If quarterbacks go with the first four picks, something that could happen for the first time in NFL history, the Lions would be in position to take one of the three best non-quarterbacks in the draft.
LSU’s Ja’Marr Chase and Florida’s Kyle Pitts cemented their status as the best receiver and tight end available with impressive pro day performances last week. And while Oregon left tackle Penei Sewell put up less gaudy numbers at his pro day, as offensive linemen are prone to do, ESPN analyst Todd McShay said Monday he is in the same elite class of prospect as Chase and Pitts.
“Sewell’s such a good player,” McShay said. “We haven’t seen him play in over a year, but he’s 330 pounds. He’s long, he’s athletic. He’s not as quick and as sudden as (Northwestern offensive tackle Rashawn) Slater. but he’s so hard to get around because he’s so long and big. And once he latches onto you, it’s over. I think he’s going to be the first offensive tackle off the board.”
The Lions return both starting tackles from last season in Taylor Decker and Tyrell Crosby and have bigger needs throughout their roster, but Sewell is an intriguing fit for a team that is essentially starting anew.
Just 20 years old (he doesn’t turn 21 till October) Sewell won the Outland Trophy as the nation’s best interior lineman as a sophomore in 2019, when he earned the highest grade ever given to an offensive lineman by Pro Football Focus.
Sewell opted out of Oregon’s shortened season last fall due to COVID-19 concerns, but he explained Monday why he still is considered a blue-chip prospect.
“Just go put on the tape,” he said. “Everybody just go ahead and watch what I do, and it’s nobody can do what I do in this draft in the offensive tackle room. So I bring something totally different to the table and I think people notice that. People know that, but again, people will say whatever they want to say and all I have to say is put on the tape and watch me work.”
McShay said Sewell could go as high as No. 5 to the Cincinnati Bengals, who sent director of player personnel Duke Tobin and head coach Zac Taylor to Oregon’s pro day last week, and whose offensive line coach, Frank Pollack, ran Sewell’s pro day workout.

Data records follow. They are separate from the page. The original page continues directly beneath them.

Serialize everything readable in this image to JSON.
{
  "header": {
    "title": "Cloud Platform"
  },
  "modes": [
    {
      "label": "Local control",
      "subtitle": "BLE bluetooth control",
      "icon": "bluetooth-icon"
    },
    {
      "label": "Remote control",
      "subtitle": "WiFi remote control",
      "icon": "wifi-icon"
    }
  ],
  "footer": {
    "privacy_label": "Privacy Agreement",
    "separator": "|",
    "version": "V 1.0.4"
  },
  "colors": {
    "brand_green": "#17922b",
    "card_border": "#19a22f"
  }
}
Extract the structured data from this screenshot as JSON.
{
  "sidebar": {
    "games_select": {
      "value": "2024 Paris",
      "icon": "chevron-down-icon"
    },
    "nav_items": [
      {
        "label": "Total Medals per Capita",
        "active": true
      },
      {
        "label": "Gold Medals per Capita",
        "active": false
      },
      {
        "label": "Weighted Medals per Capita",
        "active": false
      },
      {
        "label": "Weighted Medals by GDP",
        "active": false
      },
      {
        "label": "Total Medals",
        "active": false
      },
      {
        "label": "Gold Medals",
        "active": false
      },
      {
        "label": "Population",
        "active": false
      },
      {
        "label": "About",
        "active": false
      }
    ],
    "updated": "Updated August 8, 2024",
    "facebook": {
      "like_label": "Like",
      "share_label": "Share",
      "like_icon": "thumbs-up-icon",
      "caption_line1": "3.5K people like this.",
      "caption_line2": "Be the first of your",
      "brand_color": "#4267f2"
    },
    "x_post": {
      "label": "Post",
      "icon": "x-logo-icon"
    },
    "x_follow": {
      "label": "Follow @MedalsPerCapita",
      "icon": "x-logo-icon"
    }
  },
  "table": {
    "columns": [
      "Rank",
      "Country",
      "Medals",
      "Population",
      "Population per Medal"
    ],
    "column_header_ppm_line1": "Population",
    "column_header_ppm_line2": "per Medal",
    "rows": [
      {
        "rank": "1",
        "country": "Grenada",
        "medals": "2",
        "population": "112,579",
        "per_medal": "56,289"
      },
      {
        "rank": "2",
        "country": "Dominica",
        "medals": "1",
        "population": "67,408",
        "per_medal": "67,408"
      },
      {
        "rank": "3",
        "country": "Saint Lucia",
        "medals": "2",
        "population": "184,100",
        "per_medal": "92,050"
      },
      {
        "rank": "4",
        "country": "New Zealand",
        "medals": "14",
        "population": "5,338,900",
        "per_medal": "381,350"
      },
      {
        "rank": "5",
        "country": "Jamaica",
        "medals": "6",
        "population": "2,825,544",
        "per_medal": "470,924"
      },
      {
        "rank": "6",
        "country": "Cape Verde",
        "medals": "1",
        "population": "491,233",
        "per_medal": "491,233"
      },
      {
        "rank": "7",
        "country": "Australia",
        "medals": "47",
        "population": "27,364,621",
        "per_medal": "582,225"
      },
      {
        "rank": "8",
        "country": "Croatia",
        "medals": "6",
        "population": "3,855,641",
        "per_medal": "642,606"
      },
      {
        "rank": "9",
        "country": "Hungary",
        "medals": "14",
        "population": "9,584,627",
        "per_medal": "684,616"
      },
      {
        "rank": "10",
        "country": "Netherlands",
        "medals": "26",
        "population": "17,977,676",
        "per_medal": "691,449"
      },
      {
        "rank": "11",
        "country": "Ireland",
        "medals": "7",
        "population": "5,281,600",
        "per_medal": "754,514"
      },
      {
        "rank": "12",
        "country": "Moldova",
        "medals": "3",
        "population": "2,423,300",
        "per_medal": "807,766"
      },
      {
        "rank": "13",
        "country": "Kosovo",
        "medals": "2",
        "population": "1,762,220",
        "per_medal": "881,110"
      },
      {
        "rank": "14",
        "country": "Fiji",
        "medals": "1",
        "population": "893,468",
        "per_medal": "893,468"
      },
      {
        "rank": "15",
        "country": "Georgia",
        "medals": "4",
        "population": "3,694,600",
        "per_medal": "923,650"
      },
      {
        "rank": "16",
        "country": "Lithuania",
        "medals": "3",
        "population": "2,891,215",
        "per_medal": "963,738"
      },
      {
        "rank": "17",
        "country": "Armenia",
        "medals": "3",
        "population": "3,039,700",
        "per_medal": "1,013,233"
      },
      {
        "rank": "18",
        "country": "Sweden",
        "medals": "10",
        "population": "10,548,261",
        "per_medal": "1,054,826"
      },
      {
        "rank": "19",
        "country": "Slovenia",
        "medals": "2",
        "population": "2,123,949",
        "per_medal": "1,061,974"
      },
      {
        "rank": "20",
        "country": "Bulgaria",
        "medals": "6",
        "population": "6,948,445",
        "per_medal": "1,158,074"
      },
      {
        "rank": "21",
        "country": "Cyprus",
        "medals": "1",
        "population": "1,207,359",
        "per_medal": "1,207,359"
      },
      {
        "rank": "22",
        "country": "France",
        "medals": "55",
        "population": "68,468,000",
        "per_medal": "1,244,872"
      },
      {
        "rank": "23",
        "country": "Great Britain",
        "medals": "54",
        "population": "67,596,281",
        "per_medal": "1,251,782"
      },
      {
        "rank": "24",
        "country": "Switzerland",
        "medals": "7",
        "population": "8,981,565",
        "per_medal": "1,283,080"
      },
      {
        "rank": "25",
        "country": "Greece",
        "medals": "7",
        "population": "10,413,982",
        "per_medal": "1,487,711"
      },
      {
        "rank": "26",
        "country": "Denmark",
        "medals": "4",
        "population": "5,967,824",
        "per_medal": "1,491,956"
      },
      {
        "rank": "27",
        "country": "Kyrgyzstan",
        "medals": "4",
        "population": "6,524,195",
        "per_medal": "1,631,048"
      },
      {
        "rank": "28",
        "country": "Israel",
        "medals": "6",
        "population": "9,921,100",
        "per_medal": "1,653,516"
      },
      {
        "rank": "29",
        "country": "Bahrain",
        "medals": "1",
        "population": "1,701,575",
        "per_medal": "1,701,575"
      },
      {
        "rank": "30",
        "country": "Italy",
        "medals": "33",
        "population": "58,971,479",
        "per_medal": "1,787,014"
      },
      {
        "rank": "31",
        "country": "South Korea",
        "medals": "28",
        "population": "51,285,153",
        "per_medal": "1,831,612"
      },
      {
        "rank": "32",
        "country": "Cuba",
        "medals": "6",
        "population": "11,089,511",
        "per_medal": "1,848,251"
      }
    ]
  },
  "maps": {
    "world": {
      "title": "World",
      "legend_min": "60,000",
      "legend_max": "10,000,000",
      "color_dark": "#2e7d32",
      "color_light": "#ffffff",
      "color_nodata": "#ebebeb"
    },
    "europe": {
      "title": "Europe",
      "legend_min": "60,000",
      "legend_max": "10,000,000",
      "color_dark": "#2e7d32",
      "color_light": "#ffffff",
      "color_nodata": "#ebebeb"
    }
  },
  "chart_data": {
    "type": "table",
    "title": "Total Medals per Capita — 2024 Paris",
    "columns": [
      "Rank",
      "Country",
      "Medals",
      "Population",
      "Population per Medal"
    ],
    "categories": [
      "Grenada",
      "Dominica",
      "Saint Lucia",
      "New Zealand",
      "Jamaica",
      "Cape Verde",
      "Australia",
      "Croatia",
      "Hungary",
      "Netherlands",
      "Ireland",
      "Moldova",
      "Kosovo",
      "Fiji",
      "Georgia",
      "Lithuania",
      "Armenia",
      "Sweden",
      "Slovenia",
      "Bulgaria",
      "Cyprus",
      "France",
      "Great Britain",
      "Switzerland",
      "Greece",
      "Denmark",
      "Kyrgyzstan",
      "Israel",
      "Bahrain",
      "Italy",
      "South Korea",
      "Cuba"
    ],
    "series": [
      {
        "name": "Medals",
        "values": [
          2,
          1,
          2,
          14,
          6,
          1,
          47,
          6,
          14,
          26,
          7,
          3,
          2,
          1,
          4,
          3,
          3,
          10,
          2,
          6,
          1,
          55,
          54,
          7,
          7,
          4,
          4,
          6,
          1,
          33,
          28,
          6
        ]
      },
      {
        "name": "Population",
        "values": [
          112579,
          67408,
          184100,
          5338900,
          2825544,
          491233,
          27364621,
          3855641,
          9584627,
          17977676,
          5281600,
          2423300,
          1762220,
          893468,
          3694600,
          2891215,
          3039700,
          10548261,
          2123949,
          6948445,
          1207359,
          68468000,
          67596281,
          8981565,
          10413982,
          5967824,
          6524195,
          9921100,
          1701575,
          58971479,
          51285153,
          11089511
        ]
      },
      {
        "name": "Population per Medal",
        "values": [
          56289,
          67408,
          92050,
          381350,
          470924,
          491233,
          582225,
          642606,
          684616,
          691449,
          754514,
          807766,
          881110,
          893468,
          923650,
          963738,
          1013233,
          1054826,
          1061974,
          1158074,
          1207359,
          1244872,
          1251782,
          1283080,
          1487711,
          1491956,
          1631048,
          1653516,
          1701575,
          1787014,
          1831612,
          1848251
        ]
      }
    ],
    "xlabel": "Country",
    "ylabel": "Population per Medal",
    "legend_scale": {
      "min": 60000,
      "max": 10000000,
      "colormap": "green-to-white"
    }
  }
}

The Miami Dolphins at No. 6, with a young quarterback to protect in Tua Tagovailoa, also are in the market for an offensive tackle, and the Lions’ at No. 7, despite the presence of Decker and Crosby, could be hard-pressed to pass on a lineman that McShay said has All-Pro potential.
“These offensive tackles are really good,” McShay said. “I’m not saying they’re going to be the best in the league, but I think that Penei Sewell from Oregon, Rashawn Slater from Northwestern, and even (Alijah) Vera-Tucker from USC, I think they’re all plug-and-play starters right away. And I think that they’re going to be really good pros. I think they’re probably three of the safest picks in the first round, to be honest with you.”
Sewell said he has talked “here and there” with Lions coach Dan Campbell during the pre-draft process, and his punishing style seems to fit what Campbell and general manager Brad Holmes are trying to build in Detroit.
“I like to play real physical,” Sewell said. “I like to use my body type to my advantage and to really get up under people’s chin and to really showcase my mentality (that) I’m coming off the ball every play with violent intentions and that nothing less is coming from that.”